Screenwriter and director John August has made a detour into prose with his new short story The Variant. He says it “was and maybe still is supposed to be part of an anthology of short stories written by well-known screenwriters” but, in the meantime, you can purchase a copy from August directly for only 99 cents.

Of course, at that price I couldn’t resist and I immediately pumped in my card details and downloaded the pdf – all 25 pages, 156 kb or 7,176 words of it…

At the heart of it, The Variant is a mystery. Our leading character is established as a retired spy, of sorts, who now hides a careful life, hiding himself in a library where he stacks the shelves ad fades away but always watches carefully for danger. One night, a mysterious young woman bursts through the ceiling into his bathroom and hands him a wedding ring on which he notices an inscription. She seems to be somewhat more of a stranger than she actually is…

And those are the pieces of the puzzle August first lays out for us. His solution is facilitated by a surrealist notion far more potent and powerful than it is allowed to be by such a short word count. There’s a very interesting time bomb at the heart of the story, one which not only gives the story its title but, almost literally, explodes its themes. At the half way point, this bomb is introduced and explained and the ideas start to make a bit more sense, and then it is a breakneck race… for a few short minutes and the last page. You might be left wishing for a parallel version of the story, one which has more time, more space to breathe. Perhaps a feature film? This story could have stood expansion, and not necessarily to the basic plot. A little more time spent over a few of the key moments really would not have hurt. These pacing issues aside, The Variant is a fun, witty and deceptive little toy, something for the mind to bat about as a cat would with a ball of wool.

August points out that the 99 cent price point matches that of a single in the iTunes store and compares a short story to a single, a novel to an album. I’m not too sure about that. He also makes some odd comments about the differences between screenwriting and creating prose that, frankly, his own screenwriting disproves. For example:

As a screenwriter, most of my writing takes place in the third-person present tense. Movie characters run, shoot and misbehave within a small subset of the words, senses and actions that other literary characters take for granted. We never know what Indiana Jones is thinking, unless he tells us. We don’t know what a Wookie smells like, unless another character mentions it.

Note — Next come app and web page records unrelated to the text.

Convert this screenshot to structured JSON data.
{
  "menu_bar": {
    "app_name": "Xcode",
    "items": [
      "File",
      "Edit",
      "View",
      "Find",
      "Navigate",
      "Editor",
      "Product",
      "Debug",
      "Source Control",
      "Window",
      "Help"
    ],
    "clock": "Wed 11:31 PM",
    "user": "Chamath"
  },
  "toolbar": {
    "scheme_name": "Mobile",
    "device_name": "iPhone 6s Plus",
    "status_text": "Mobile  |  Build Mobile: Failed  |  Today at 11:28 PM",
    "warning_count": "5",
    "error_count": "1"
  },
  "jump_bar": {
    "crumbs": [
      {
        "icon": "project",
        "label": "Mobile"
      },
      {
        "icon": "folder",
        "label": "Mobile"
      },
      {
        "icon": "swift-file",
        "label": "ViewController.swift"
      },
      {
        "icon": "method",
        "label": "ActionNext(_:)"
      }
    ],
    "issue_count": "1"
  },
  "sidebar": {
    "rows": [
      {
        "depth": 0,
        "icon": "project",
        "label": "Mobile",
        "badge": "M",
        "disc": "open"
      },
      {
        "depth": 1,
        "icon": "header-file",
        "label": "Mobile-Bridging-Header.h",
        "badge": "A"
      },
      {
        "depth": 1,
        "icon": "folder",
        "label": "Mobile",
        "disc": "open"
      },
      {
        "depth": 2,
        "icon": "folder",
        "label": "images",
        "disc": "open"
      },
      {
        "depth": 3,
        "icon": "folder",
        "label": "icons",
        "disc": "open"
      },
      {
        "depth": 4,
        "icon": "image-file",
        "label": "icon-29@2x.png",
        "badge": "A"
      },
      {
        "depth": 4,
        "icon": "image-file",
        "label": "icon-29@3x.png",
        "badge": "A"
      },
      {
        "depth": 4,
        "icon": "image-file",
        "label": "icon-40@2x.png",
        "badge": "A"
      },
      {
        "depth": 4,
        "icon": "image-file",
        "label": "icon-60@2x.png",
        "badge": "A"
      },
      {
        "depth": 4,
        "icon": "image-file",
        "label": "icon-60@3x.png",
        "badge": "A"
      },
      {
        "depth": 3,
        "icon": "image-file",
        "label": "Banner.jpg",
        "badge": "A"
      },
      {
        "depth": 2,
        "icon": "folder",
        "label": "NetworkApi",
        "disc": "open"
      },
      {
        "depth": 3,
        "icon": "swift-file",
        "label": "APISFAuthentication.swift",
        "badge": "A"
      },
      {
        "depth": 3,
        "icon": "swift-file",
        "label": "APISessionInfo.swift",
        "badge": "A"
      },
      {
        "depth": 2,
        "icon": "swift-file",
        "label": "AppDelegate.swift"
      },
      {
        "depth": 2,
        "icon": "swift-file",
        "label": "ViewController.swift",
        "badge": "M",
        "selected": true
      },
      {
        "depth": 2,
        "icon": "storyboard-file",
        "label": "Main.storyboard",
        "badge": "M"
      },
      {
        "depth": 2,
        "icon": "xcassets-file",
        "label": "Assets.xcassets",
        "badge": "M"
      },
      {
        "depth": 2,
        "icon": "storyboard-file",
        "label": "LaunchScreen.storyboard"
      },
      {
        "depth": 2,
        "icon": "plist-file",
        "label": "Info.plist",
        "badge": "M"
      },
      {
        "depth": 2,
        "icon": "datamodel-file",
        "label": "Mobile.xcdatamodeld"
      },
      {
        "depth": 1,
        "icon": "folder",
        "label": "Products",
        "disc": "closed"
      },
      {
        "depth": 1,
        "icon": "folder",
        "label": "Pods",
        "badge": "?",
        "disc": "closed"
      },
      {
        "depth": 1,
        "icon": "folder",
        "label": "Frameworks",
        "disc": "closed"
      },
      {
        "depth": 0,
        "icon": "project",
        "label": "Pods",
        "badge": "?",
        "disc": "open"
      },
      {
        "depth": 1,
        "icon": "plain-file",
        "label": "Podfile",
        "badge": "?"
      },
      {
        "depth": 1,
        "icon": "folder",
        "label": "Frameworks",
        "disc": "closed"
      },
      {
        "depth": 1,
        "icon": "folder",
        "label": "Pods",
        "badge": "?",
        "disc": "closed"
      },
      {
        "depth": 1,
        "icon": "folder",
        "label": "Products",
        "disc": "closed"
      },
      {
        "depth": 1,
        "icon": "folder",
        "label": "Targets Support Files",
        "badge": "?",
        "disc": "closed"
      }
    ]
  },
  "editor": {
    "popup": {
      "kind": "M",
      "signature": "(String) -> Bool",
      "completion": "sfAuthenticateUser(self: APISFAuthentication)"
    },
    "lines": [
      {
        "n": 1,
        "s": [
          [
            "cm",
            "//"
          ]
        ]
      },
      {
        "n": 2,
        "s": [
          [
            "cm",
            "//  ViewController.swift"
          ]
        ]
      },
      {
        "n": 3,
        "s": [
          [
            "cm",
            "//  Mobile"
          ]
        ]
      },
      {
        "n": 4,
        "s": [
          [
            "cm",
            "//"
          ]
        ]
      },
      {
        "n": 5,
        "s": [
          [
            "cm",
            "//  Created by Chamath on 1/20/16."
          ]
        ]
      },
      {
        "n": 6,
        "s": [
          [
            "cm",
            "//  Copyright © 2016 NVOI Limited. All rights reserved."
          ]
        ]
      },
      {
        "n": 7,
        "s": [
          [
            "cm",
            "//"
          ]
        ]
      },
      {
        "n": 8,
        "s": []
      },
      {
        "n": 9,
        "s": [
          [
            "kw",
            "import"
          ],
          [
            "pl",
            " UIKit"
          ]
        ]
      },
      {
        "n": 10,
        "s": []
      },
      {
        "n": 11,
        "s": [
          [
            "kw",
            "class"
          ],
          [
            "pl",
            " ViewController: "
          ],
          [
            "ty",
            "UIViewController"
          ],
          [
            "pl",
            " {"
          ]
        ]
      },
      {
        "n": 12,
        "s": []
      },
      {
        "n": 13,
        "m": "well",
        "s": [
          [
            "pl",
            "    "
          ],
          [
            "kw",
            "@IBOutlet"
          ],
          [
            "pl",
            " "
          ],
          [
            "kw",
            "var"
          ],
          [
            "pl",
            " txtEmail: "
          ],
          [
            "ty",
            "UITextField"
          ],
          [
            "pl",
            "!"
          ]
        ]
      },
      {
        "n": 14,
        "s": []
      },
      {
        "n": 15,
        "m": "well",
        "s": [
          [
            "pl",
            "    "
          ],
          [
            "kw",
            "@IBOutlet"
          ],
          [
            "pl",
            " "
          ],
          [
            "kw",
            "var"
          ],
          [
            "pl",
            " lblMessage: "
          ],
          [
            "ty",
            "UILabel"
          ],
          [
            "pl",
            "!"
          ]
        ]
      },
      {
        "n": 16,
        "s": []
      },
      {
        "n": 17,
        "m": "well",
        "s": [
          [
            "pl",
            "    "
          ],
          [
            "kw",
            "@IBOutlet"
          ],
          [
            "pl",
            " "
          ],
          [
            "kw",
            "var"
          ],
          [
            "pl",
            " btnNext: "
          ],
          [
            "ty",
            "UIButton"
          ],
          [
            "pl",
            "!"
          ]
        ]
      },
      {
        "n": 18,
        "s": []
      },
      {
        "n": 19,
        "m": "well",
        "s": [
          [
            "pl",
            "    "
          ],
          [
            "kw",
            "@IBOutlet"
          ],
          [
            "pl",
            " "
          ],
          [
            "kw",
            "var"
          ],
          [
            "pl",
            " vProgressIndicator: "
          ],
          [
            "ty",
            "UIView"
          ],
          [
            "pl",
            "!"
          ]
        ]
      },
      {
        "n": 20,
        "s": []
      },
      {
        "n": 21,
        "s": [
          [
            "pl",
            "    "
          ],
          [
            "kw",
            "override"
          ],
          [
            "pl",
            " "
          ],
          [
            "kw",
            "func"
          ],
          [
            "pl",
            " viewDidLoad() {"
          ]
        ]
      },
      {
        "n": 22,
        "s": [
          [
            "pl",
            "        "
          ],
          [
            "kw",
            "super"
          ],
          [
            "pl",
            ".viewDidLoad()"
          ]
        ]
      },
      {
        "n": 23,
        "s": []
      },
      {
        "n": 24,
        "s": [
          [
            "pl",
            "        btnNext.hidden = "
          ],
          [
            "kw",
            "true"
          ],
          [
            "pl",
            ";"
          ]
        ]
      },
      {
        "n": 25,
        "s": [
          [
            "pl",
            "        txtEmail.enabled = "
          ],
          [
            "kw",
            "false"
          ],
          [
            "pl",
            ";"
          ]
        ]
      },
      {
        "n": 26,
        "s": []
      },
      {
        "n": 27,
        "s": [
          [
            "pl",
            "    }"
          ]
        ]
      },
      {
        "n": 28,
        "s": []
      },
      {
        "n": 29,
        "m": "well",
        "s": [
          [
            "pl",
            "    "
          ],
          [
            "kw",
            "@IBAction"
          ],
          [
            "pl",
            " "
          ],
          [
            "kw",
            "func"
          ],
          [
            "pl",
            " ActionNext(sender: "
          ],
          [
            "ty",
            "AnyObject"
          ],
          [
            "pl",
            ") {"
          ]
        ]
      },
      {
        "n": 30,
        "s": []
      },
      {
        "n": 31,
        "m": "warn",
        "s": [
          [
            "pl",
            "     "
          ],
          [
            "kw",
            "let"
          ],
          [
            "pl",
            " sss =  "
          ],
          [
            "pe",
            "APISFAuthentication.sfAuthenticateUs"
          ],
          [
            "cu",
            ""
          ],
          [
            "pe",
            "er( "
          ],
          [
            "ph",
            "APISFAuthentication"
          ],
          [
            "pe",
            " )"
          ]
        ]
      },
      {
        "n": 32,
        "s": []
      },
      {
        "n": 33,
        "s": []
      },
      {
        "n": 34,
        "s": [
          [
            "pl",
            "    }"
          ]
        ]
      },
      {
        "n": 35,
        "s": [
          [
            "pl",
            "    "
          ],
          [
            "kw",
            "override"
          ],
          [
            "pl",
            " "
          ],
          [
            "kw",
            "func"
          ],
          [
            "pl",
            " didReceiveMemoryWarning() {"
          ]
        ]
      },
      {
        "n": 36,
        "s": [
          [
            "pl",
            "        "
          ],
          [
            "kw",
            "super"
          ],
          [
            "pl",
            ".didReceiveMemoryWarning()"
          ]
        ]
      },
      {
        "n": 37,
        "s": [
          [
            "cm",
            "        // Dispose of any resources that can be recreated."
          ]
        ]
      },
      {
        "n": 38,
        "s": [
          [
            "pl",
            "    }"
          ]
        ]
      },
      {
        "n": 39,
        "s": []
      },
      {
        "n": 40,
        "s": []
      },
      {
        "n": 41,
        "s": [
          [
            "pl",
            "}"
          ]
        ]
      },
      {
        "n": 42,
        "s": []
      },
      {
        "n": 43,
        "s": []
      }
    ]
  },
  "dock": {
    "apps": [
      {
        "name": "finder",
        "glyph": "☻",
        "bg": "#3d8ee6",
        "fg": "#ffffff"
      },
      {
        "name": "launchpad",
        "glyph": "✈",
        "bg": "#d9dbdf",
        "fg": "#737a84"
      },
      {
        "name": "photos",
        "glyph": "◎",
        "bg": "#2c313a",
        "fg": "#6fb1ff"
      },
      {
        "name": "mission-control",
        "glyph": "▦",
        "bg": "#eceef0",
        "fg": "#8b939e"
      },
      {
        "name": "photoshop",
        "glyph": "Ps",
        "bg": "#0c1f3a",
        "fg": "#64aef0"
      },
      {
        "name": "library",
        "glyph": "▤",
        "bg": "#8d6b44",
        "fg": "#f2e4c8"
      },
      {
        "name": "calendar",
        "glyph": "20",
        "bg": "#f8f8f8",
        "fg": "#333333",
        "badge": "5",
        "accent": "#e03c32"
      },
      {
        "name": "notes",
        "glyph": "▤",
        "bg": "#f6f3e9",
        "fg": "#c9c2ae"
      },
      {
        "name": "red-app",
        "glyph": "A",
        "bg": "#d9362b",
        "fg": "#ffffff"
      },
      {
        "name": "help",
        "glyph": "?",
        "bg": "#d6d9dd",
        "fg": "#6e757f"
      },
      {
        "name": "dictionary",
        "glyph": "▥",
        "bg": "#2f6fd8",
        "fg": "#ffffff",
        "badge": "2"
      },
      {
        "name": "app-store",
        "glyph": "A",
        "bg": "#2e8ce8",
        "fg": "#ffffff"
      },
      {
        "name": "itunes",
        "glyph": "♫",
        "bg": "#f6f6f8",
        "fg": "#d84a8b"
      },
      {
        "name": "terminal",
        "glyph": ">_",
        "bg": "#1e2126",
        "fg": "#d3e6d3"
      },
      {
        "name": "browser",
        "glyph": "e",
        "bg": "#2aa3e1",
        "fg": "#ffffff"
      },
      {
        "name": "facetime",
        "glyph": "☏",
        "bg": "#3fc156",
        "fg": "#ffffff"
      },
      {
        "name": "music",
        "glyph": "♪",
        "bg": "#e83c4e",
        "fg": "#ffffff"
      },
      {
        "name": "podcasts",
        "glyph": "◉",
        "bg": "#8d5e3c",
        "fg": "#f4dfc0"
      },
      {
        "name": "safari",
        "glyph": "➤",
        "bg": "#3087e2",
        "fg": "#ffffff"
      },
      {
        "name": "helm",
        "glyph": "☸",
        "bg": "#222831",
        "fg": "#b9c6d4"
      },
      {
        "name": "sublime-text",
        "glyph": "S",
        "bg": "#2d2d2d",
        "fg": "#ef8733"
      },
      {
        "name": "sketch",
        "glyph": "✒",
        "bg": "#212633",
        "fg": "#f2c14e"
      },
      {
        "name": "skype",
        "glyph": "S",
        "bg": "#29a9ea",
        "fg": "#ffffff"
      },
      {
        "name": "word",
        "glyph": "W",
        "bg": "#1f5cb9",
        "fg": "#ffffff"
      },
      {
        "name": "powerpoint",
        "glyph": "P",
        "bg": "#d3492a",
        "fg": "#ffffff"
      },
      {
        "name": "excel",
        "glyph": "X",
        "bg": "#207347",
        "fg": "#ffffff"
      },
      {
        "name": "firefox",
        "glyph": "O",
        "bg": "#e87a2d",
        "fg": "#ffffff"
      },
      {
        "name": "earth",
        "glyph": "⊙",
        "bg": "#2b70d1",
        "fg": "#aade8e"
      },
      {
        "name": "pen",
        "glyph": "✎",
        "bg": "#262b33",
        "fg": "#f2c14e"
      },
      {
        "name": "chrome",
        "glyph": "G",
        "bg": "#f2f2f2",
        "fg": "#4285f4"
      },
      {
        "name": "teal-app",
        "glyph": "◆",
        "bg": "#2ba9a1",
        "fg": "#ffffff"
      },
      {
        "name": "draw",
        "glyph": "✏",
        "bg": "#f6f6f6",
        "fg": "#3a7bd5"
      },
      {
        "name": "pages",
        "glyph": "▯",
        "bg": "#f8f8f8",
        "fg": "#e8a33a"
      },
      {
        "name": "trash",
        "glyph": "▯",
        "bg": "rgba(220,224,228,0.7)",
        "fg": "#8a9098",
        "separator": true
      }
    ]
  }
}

I’ll keep this argument limited to nothing more than August’s own movie The Nines, let alone the full depth and breadth of cinema and the myriad creative means of expression that can be found in the entire history of film. In that one film alone there are countless examples of the characters revealing their thoughts through their actions and reactions. More specifically to the langauge of film, there are also sequences of shots that reveal the thoughts of characters through their juxtaposition. I won’t labour the point here but a quick trip to the Wikipedia page for The Kuleshov Effect should give you the basics.

I’d even go so far as to argue that seeing a character recoil from the stench of a Wookie would give as valid an impression of that smell as would any adjective. A different kind of impression, but certainly not a lesser one. With more subtle smells, the cinematographer’s art can be wonderfully persuasive I feel. This is also true with, say, temperatures and humidity levels and so on.

If this experiment with The Variant proves to be a full success, perhaps August will be persuaded to release his laugh-out-loud short film God through similar channels?

Cool Posts From Around the Web:

.

Please Recommend /Film on Facebook

blog comments powered by Disqus